Attorneys for Intellectual Ventures LLC and JPMorgan Chase & Co. debated a claim of IV's cybersecurity software patent before a Federal Circuit panel Thursday, including offering dueling interpretations of the word "and."
A Florida chain of alcohol-and-drug detox centers sent unsolicited spam text messages to thousands across the country, violating the Telephone Consumer Protection Act and harassing and invading consumers' privacy, according to a putative class action filed Wednesday in Florida federal court.
A lawsuit filed Thursday in Florida federal court by a Miami-based company accused several prominent players in the Bitcoin Cash cryptocurrency network of hijacking a software upgrade, leading to a "global capitalization meltdown" of more than $4 billion and harm to it and other U.S. bitcoin holders.
An Ohio federal judge on Thursday tossed a putative class action accusing Mercy Health of maintaining lax data security that exposed confidential patient information to unauthorized third parties, finding that the mere possibility that someone could have improperly accessed the data was not enough to meet the standing bar set by the U.S. Supreme Court's Spokeo decision.
The reach of Canada's Personal Information Protection and Electronic Documents Act — which recently imposed new mandatory breach notification obligations — is far-ranging.

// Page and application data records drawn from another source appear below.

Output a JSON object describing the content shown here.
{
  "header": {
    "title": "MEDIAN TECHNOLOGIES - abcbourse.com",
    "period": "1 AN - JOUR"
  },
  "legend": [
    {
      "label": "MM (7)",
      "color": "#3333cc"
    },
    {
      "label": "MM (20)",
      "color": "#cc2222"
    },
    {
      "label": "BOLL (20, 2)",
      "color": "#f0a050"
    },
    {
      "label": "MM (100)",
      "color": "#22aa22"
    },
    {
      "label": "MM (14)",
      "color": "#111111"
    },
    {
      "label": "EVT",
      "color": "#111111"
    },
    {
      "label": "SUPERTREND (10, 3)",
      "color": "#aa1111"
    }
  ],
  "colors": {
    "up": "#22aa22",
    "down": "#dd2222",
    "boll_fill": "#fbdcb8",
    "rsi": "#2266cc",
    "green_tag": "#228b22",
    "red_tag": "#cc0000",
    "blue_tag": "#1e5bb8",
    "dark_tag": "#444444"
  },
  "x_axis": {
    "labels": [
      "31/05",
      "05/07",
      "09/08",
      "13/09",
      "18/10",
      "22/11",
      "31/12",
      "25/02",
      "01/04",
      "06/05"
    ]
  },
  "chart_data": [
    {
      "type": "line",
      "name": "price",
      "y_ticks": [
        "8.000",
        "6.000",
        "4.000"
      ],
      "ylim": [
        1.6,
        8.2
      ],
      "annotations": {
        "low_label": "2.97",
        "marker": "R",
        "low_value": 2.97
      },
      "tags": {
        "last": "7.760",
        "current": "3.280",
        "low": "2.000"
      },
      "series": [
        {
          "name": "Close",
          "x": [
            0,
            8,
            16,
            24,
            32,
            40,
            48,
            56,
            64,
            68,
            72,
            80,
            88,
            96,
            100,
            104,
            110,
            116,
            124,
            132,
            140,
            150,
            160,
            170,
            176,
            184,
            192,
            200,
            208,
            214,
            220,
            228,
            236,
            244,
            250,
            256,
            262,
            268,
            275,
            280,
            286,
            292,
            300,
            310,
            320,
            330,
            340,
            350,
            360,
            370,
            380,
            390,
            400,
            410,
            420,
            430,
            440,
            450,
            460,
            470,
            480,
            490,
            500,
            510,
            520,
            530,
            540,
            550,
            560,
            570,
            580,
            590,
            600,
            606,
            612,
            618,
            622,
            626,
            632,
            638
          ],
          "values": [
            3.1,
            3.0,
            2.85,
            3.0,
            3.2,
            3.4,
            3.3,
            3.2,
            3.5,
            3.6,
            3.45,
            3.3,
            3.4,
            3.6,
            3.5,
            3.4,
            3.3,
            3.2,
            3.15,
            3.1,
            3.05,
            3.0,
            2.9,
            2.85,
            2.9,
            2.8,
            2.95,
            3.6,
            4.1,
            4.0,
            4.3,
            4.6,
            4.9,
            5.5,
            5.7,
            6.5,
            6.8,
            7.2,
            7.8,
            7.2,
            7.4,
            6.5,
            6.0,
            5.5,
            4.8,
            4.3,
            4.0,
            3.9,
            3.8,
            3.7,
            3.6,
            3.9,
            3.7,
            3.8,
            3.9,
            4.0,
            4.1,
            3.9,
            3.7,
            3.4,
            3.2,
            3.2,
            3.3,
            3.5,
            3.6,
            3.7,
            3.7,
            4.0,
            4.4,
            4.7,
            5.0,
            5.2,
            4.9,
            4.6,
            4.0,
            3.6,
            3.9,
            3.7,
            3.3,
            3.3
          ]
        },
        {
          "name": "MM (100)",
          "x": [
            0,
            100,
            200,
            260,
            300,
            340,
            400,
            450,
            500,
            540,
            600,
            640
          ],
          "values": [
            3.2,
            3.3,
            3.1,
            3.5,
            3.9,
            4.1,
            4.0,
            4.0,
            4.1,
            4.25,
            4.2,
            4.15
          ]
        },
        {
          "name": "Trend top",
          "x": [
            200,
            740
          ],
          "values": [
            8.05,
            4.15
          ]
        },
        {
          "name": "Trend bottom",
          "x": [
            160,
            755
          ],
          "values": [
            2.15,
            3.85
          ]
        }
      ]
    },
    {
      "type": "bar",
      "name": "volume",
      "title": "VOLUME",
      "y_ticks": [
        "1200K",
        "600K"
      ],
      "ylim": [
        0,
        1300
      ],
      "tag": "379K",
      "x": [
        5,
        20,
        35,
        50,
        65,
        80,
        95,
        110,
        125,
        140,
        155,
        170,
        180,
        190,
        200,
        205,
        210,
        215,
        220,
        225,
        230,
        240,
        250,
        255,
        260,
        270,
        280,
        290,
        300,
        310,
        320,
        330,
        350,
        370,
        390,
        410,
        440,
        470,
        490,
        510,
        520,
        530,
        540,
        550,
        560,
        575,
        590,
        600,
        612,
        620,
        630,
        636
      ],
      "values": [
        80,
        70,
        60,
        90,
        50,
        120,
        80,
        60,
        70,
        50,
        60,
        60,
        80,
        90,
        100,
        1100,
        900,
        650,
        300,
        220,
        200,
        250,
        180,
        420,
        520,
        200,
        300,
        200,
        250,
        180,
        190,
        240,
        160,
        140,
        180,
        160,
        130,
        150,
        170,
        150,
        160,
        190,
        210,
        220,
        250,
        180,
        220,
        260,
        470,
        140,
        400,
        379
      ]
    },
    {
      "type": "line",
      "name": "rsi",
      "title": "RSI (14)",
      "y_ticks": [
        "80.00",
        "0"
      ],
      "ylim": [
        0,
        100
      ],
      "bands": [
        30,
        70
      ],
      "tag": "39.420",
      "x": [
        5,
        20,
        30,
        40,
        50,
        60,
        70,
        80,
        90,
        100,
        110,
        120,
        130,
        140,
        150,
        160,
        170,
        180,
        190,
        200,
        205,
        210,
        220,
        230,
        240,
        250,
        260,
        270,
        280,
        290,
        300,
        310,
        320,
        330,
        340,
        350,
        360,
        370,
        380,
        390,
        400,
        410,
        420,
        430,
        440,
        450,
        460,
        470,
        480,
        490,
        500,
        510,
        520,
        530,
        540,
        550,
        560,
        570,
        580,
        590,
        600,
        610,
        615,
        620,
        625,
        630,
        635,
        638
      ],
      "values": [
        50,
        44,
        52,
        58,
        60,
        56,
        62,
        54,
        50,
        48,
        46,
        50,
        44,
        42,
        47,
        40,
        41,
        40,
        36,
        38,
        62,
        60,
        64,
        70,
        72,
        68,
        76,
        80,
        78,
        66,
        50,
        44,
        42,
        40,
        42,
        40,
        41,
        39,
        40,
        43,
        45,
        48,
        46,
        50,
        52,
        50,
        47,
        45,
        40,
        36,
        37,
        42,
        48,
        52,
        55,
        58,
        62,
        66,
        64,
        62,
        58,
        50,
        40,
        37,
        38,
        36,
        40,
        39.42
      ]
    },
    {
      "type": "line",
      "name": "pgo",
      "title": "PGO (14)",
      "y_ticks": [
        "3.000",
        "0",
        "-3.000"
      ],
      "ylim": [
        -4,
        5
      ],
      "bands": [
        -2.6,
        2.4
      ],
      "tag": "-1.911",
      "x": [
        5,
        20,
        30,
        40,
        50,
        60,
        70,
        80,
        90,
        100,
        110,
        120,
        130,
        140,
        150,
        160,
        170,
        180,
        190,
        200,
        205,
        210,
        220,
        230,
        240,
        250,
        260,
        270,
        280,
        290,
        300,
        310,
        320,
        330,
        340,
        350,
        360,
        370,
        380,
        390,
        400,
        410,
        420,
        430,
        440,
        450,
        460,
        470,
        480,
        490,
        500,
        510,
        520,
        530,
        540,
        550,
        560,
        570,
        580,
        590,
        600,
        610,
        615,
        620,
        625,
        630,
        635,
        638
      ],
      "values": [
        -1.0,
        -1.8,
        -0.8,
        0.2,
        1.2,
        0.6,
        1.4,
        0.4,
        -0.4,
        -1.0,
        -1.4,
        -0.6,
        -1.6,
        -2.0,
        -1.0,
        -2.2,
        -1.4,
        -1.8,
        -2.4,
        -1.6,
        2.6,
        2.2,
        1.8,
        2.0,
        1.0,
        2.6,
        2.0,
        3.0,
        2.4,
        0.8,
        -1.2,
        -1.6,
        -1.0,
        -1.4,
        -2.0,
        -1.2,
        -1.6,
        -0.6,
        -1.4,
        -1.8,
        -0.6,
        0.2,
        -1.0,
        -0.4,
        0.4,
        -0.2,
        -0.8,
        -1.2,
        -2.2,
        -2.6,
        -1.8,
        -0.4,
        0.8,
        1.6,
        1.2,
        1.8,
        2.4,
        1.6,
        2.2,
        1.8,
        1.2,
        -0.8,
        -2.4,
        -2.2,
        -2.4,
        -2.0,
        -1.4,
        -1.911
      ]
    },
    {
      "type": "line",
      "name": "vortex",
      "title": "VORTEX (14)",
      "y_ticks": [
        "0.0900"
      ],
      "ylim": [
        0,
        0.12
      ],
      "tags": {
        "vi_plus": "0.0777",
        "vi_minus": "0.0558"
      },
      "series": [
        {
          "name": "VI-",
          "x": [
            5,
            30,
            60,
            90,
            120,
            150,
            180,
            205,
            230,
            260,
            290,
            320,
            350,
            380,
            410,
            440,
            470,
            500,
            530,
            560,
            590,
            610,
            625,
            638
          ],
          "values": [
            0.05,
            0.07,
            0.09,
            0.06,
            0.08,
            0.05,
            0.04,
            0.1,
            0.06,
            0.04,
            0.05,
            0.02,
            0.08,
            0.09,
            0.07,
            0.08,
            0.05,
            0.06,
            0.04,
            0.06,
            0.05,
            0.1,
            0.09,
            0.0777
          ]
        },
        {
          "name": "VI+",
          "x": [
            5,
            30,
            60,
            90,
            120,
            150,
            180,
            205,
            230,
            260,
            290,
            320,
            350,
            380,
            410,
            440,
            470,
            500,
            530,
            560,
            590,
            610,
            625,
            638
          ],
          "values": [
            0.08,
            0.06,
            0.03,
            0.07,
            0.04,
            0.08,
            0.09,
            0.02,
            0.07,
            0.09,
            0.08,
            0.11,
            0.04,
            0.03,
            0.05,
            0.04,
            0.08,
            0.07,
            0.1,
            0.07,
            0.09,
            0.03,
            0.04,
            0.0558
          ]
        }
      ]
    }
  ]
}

U.S. companies that collect Canadian citizens' personal information should take note, say José Vega and Tyler Samsing of Bradley Arant Boult Cummings LLP.
The California Consumer Privacy Act's statutory damages provision will likely generate significant litigation and require courts to weigh in on various aspects of this important new remedy, say Grant Davis-Denny and Alex Gorin of Munger Tolles & Olson LLP.

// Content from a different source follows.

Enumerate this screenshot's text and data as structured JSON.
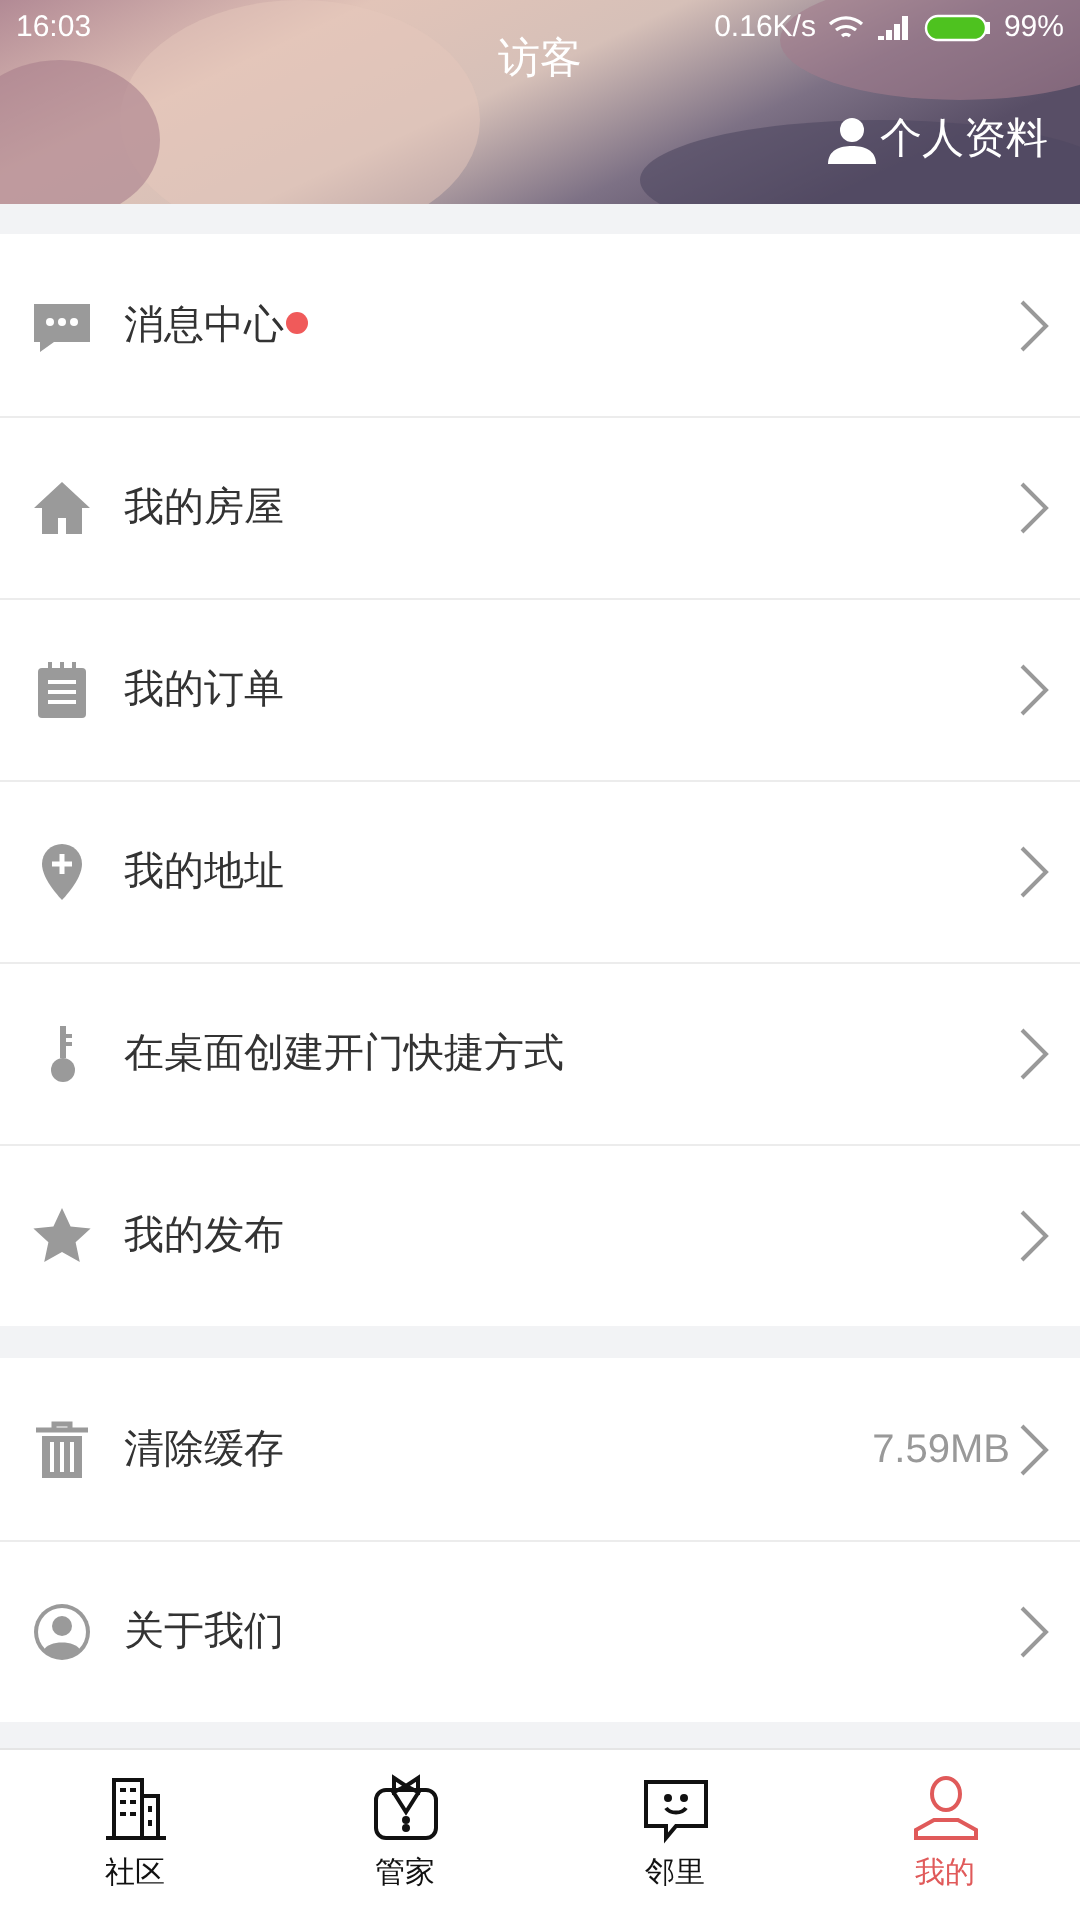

Digital token issuers caught up in the onslaught of U.S. Securities and Exchange Commission investigations finally received some good news last month regarding token sales’ exposure to federal securities laws. The decision in SEC v. Blockvest is encouraging for a few reasons, say Michael Dicke and Eric Young of Fenwick & West LLP.
The National Institute of Standards and Technology has stressed that the onus is on commenters to dictate the direction of its Privacy Framework. While this approach may encourage participation, it risks overlooking critical questions, say attorneys with Perkins Coie LLP.
Last week, the Office of Foreign Assets Control took the significant step of adding two digital currency addresses to its list of identifiers for certain individuals related to an Iranian hacking enterprise. This should immediately alert entities that transact in digital assets, says Maxwell T.S. Thompson of Murphy & McGonigle PC.
In Dittman v. UPMC, the Pennsylvania Supreme Court recently held that employers storing employee information on internet-accessible computer systems have a common law duty to protect that data from any foreseeable risk of harm, exposing companies in the state to increased liability, say Carol Steinour Young and Sarah Dotzel of McNees Wallace & Nurick LLC.
When reading Tim Wu’s new book, "The Curse of Bigness: Antitrust in the New Gilded Age," lawyers, economists and historians will find its broad brush maddening, and the generalist reader will simply be misled, says D.C. Circuit Judge Douglas Ginsburg.
For the first time in 15 years, Federal Rule of Civil Procedure 23, governing class actions, has been amended. There are five key changes that will likely impact future federal class action litigation and settlements, say John Lavelle and Terese Schireson of Morgan Lewis & Bockius LLP.
Many of the issues that are most likely to draw the attention of state lawmakers next year — including cybersecurity, internet and data privacy, blockchain and cryptocurrencies, sales taxes on remote sellers, transportation and telecommunications infrastructure, and marijuana — are already familiar, says Korey Clark of State Net Capitol Journal.
Although labeled a “limited” private right of action by the bill’s sponsors, the California Consumer Privacy Act's private enforcement mechanism is almost certain to lead to a wave of new lawsuits unless the Legislature clarifies some ambiguities, says Daniel Rockey of Bryan Cave Leighton Paisner LLP.